By Kevin Zhang
Kuwait’s ruler, Sheikh Sabah al-Ahmed al-Sabah, has died at the age of 91, state media reports. His 83-year-old half-brother, Crown Prince Sheikh Nawaf al-Ahmed, has been named successor by the cabinet.
In July, Sheikh Sabah was flown to the United States following surgical operations for an undisclosed condition in Kuwait that month.
Sabah had ruled Kuwait since 2006, and had overseen the foreign policy operations of the state for over 50 years. He was dubbed the “dean of Arab diplomacy” for his efforts during the 1990-1991 Gulf War to restore friendly relations between Kuwait and the Middle-Eastern countries that supported Iraq. The emir also regularly acted as a mediator for regional disputes, most notably the ongoing diplomatic stand-off between Saudi Arabia and Qatar. Kuwait also similarly refrained from intervening in the Syrian civil-war, instead hosting several donor conferences for humanitarian aid.

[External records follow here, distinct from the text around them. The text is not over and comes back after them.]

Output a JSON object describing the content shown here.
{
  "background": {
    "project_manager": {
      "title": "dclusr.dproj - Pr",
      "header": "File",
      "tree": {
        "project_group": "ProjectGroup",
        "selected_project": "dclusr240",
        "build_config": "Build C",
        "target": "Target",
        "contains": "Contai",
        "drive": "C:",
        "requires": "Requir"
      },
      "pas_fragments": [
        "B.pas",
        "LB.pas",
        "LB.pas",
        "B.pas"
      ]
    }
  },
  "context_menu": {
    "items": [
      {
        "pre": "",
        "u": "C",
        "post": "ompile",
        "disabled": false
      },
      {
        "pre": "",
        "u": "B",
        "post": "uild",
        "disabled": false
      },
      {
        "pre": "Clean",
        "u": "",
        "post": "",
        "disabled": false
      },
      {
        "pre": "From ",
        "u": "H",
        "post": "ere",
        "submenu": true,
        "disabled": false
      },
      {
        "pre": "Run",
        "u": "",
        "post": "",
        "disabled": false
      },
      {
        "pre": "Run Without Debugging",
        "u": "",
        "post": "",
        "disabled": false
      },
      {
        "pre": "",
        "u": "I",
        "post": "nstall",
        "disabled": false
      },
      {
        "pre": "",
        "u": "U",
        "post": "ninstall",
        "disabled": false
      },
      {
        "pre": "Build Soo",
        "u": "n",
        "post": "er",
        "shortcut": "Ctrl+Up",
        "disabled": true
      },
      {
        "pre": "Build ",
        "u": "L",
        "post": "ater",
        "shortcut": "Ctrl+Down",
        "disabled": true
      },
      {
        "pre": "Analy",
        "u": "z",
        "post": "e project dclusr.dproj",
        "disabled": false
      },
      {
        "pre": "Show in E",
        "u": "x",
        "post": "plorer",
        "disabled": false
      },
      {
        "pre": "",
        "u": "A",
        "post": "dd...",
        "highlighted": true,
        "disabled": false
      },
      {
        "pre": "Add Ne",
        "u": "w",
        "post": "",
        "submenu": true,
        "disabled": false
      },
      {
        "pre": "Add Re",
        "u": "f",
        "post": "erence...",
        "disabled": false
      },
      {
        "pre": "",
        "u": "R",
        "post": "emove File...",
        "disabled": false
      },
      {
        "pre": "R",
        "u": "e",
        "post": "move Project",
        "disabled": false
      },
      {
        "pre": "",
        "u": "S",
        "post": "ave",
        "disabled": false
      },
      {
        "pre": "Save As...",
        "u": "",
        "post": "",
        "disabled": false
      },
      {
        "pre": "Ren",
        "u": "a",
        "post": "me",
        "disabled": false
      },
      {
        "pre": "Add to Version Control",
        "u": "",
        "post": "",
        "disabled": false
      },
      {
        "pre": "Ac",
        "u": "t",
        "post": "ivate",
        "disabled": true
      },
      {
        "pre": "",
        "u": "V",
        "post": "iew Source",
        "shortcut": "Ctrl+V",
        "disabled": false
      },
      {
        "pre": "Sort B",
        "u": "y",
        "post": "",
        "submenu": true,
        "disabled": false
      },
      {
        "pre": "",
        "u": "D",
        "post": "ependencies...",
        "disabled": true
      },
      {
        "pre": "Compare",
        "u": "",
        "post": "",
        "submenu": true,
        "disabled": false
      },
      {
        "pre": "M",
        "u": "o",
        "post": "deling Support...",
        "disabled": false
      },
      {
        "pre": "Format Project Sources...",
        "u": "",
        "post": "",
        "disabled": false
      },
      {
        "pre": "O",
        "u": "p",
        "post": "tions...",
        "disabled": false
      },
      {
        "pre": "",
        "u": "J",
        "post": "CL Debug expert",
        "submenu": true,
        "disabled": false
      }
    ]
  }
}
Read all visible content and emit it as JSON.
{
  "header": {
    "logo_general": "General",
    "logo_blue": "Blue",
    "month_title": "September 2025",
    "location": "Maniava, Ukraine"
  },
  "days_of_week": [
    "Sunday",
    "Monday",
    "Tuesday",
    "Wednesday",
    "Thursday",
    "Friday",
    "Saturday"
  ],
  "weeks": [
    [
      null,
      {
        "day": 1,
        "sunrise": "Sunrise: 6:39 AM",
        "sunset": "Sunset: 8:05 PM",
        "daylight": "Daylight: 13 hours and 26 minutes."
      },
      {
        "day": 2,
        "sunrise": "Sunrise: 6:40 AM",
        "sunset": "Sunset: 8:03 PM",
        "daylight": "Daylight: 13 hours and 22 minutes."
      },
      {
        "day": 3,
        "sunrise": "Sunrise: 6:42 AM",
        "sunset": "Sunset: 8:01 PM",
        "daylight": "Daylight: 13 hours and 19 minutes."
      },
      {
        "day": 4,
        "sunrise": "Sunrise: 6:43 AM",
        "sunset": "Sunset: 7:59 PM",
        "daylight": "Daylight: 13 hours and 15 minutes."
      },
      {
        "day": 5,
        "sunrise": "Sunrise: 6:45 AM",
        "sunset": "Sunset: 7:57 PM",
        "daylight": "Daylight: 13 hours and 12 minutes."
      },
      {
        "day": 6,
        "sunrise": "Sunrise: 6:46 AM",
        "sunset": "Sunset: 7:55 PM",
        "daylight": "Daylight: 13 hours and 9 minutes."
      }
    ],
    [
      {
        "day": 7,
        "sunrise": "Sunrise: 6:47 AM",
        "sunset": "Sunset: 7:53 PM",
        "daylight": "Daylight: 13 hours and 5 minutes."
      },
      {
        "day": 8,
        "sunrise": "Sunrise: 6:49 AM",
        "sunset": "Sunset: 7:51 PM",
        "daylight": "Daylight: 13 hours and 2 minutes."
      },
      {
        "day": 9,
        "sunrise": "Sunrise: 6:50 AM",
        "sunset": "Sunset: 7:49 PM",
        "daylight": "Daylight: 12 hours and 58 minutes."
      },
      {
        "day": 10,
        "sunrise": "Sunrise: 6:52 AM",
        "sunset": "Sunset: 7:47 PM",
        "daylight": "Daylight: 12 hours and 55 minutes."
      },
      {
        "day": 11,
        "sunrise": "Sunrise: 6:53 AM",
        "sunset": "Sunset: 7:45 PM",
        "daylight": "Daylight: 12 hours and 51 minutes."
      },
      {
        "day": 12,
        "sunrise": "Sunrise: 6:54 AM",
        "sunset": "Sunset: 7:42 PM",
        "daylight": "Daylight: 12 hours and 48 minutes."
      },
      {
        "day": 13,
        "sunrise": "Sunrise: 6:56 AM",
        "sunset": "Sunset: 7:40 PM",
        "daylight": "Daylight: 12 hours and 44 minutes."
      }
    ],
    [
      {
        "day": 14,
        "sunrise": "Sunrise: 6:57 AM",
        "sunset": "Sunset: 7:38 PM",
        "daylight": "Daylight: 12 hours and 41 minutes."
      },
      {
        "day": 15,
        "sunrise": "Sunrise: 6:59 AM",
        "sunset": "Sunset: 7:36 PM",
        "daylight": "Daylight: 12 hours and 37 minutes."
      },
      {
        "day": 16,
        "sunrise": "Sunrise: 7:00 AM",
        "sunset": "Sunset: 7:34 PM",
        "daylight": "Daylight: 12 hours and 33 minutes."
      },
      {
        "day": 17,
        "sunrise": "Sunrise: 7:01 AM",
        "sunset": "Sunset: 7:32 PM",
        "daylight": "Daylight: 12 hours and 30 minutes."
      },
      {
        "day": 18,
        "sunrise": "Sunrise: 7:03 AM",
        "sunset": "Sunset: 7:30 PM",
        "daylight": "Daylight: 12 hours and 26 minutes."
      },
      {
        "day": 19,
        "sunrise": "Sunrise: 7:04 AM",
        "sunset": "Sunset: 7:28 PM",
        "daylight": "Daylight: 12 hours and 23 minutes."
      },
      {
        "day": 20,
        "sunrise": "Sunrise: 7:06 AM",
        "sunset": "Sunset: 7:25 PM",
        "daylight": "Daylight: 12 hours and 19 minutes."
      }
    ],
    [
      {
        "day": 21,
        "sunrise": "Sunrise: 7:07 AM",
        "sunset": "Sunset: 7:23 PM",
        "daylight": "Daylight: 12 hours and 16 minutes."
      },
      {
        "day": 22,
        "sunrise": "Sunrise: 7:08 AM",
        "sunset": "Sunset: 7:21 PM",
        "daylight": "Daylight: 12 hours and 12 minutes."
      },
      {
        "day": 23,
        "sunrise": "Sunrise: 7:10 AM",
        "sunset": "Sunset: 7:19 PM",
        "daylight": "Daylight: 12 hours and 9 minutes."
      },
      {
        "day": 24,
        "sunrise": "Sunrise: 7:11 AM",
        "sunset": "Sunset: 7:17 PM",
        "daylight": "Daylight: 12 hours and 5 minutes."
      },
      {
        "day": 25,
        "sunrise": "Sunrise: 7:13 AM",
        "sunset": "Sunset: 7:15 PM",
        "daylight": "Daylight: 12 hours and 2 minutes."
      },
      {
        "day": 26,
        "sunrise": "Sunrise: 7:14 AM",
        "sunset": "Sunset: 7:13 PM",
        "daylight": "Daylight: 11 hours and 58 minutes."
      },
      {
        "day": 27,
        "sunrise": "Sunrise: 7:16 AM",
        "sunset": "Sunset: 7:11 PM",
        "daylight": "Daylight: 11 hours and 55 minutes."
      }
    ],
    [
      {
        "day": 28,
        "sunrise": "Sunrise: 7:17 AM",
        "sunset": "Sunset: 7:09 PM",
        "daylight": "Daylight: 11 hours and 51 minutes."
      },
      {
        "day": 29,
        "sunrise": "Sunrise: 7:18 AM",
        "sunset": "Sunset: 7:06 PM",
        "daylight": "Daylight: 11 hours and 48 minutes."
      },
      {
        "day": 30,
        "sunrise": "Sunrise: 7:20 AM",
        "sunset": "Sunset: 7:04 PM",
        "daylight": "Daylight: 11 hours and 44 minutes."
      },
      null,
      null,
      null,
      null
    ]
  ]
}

“Today we lost a big brother and a wise and loving leader… who spared no effort for Arab unity,” Jordan’s King Abdullah II said on Twitter. UN Secretary General António Guterres also praised the emir for being “an extraordinary symbol of wisdom and generosity” and a “messenger of peace”.
Being such a small Middle-Eastern country, Kuwait is both oil-rich and vulnerable. It has been an ally to the West for many years, and dependent on its protection. In 1961 and most-notably 1990-1991, the British, Americans, and French sent troops to Kuwait to defend it from Iraq.
Sheikh Sabah’s death was announced on state television on Tuesday afternoon by the Kuwaiti Minister of Court Affairs, Sheikh Ali Jarrah al-Sabah. However, the emir’s medical details and cause of death are yet to be released for the public.